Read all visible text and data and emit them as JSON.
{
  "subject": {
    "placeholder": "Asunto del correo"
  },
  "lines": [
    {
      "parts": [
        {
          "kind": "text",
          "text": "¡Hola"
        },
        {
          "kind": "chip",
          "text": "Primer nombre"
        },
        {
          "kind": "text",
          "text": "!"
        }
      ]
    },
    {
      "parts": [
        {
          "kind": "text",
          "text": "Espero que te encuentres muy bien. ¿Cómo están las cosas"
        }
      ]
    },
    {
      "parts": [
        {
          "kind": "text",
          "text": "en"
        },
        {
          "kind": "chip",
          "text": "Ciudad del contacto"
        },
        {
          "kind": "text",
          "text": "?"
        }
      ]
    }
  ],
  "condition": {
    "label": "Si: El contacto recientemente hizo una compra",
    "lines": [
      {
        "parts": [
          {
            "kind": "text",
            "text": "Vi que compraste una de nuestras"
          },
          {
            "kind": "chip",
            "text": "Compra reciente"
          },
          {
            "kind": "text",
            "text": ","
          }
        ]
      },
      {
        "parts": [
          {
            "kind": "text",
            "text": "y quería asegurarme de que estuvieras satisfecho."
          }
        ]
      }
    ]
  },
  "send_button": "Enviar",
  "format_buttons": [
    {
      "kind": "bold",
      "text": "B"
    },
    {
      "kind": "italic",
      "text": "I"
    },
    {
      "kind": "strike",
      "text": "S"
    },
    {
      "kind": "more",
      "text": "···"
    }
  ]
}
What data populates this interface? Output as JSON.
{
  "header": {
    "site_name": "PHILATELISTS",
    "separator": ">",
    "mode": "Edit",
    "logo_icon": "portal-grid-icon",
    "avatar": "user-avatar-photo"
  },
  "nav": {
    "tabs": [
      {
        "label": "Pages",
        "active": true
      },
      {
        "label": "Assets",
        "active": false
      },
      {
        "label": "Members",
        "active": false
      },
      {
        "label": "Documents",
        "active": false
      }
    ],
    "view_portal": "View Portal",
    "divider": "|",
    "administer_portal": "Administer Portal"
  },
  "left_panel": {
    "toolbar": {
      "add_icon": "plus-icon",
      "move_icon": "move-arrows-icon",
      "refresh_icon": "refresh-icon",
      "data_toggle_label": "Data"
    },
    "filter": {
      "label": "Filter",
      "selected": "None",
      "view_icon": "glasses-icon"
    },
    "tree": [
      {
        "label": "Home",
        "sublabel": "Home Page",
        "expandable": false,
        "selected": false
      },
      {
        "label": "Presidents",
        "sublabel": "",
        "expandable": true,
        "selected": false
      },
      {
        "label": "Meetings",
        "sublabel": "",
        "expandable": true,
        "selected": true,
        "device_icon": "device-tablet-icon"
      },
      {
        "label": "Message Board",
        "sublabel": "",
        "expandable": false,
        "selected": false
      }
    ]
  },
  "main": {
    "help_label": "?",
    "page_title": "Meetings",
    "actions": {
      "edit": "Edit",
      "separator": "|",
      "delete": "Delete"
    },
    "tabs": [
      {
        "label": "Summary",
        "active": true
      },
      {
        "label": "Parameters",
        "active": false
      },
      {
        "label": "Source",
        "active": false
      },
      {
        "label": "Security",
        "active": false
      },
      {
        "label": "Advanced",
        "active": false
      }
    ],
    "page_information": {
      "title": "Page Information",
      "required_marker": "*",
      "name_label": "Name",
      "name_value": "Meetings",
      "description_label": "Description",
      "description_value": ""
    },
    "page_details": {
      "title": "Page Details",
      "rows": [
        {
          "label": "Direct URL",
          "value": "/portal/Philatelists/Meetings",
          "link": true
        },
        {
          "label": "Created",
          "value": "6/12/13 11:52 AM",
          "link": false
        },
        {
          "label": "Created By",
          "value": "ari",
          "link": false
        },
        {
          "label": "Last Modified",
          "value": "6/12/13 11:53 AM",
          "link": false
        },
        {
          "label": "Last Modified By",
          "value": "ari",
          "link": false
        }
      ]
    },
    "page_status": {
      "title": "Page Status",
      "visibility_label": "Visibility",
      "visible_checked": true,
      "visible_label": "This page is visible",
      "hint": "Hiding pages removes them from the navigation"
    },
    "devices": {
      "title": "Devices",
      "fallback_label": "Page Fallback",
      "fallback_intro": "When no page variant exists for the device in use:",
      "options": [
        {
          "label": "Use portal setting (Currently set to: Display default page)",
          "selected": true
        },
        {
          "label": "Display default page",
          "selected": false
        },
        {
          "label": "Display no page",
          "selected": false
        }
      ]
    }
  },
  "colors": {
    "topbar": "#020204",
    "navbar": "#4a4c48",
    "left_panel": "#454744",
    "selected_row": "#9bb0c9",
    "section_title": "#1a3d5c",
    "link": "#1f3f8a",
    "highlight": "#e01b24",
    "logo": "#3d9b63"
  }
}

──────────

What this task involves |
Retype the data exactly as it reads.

Response area |
Read all visible text and data and emit them as JSON.
{
  "subject": {
    "placeholder": "Asunto del correo"
  },
  "lines": [
    {
      "parts": [
        {
          "kind": "text",
          "text": "¡Hola"
        },
        {
          "kind": "chip",
          "text": "Primer nombre"
        },
        {
          "kind": "text",
          "text": "!"
        }
      ]
    },
    {
      "parts": [
        {
          "kind": "text",
          "text": "Espero que te encuentres muy bien. ¿Cómo están las cosas"
        }
      ]
    },
    {
      "parts": [
        {
          "kind": "text",
          "text": "en"
        },
        {
          "kind": "chip",
          "text": "Ciudad del contacto"
        },
        {
          "kind": "text",
          "text": "?"
        }
      ]
    }
  ],
  "condition": {
    "label": "Si: El contacto recientemente hizo una compra",
    "lines": [
      {
        "parts": [
          {
            "kind": "text",
            "text": "Vi que compraste una de nuestras"
          },
          {
            "kind": "chip",
            "text": "Compra reciente"
          },
          {
            "kind": "text",
            "text": ","
          }
        ]
      },
      {
        "parts": [
          {
            "kind": "text",
            "text": "y quería asegurarme de que estuvieras satisfecho."
          }
        ]
      }
    ]
  },
  "send_button": "Enviar",
  "format_buttons": [
    {
      "kind": "bold",
      "text": "B"
    },
    {
      "kind": "italic",
      "text": "I"
    },
    {
      "kind": "strike",
      "text": "S"
    },
    {
      "kind": "more",
      "text": "···"
    }
  ]
}
What data populates this interface? Output as JSON.
{
  "header": {
    "site_name": "PHILATELISTS",
    "separator": ">",
    "mode": "Edit",
    "logo_icon": "portal-grid-icon",
    "avatar": "user-avatar-photo"
  },
  "nav": {
    "tabs": [
      {
        "label": "Pages",
        "active": true
      },
      {
        "label": "Assets",
        "active": false
      },
      {
        "label": "Members",
        "active": false
      },
      {
        "label": "Documents",
        "active": false
      }
    ],
    "view_portal": "View Portal",
    "divider": "|",
    "administer_portal": "Administer Portal"
  },
  "left_panel": {
    "toolbar": {
      "add_icon": "plus-icon",
      "move_icon": "move-arrows-icon",
      "refresh_icon": "refresh-icon",
      "data_toggle_label": "Data"
    },
    "filter": {
      "label": "Filter",
      "selected": "None",
      "view_icon": "glasses-icon"
    },
    "tree": [
      {
        "label": "Home",
        "sublabel": "Home Page",
        "expandable": false,
        "selected": false
      },
      {
        "label": "Presidents",
        "sublabel": "",
        "expandable": true,
        "selected": false
      },
      {
        "label": "Meetings",
        "sublabel": "",
        "expandable": true,
        "selected": true,
        "device_icon": "device-tablet-icon"
      },
      {
        "label": "Message Board",
        "sublabel": "",
        "expandable": false,
        "selected": false
      }
    ]
  },
  "main": {
    "help_label": "?",
    "page_title": "Meetings",
    "actions": {
      "edit": "Edit",
      "separator": "|",
      "delete": "Delete"
    },
    "tabs": [
      {
        "label": "Summary",
        "active": true
      },
      {
        "label": "Parameters",
        "active": false
      },
      {
        "label": "Source",
        "active": false
      },
      {
        "label": "Security",
        "active": false
      },
      {
        "label": "Advanced",
        "active": false
      }
    ],
    "page_information": {
      "title": "Page Information",
      "required_marker": "*",
      "name_label": "Name",
      "name_value": "Meetings",
      "description_label": "Description",
      "description_value": ""
    },
    "page_details": {
      "title": "Page Details",
      "rows": [
        {
          "label": "Direct URL",
          "value": "/portal/Philatelists/Meetings",
          "link": true
        },
        {
          "label": "Created",
          "value": "6/12/13 11:52 AM",
          "link": false
        },
        {
          "label": "Created By",
          "value": "ari",
          "link": false
        },
        {
          "label": "Last Modified",
          "value": "6/12/13 11:53 AM",
          "link": false
        },
        {
          "label": "Last Modified By",
          "value": "ari",
          "link": false
        }
      ]
    },
    "page_status": {
      "title": "Page Status",
      "visibility_label": "Visibility",
      "visible_checked": true,
      "visible_label": "This page is visible",
      "hint": "Hiding pages removes them from the navigation"
    },
    "devices": {
      "title": "Devices",
      "fallback_label": "Page Fallback",
      "fallback_intro": "When no page variant exists for the device in use:",
      "options": [
        {
          "label": "Use portal setting (Currently set to: Display default page)",
          "selected": true
        },
        {
          "label": "Display default page",
          "selected": false
        },
        {
          "label": "Display no page",
          "selected": false
        }
      ]
    }
  },
  "colors": {
    "topbar": "#020204",
    "navbar": "#4a4c48",
    "left_panel": "#454744",
    "selected_row": "#9bb0c9",
    "section_title": "#1a3d5c",
    "link": "#1f3f8a",
    "highlight": "#e01b24",
    "logo": "#3d9b63"
  }
}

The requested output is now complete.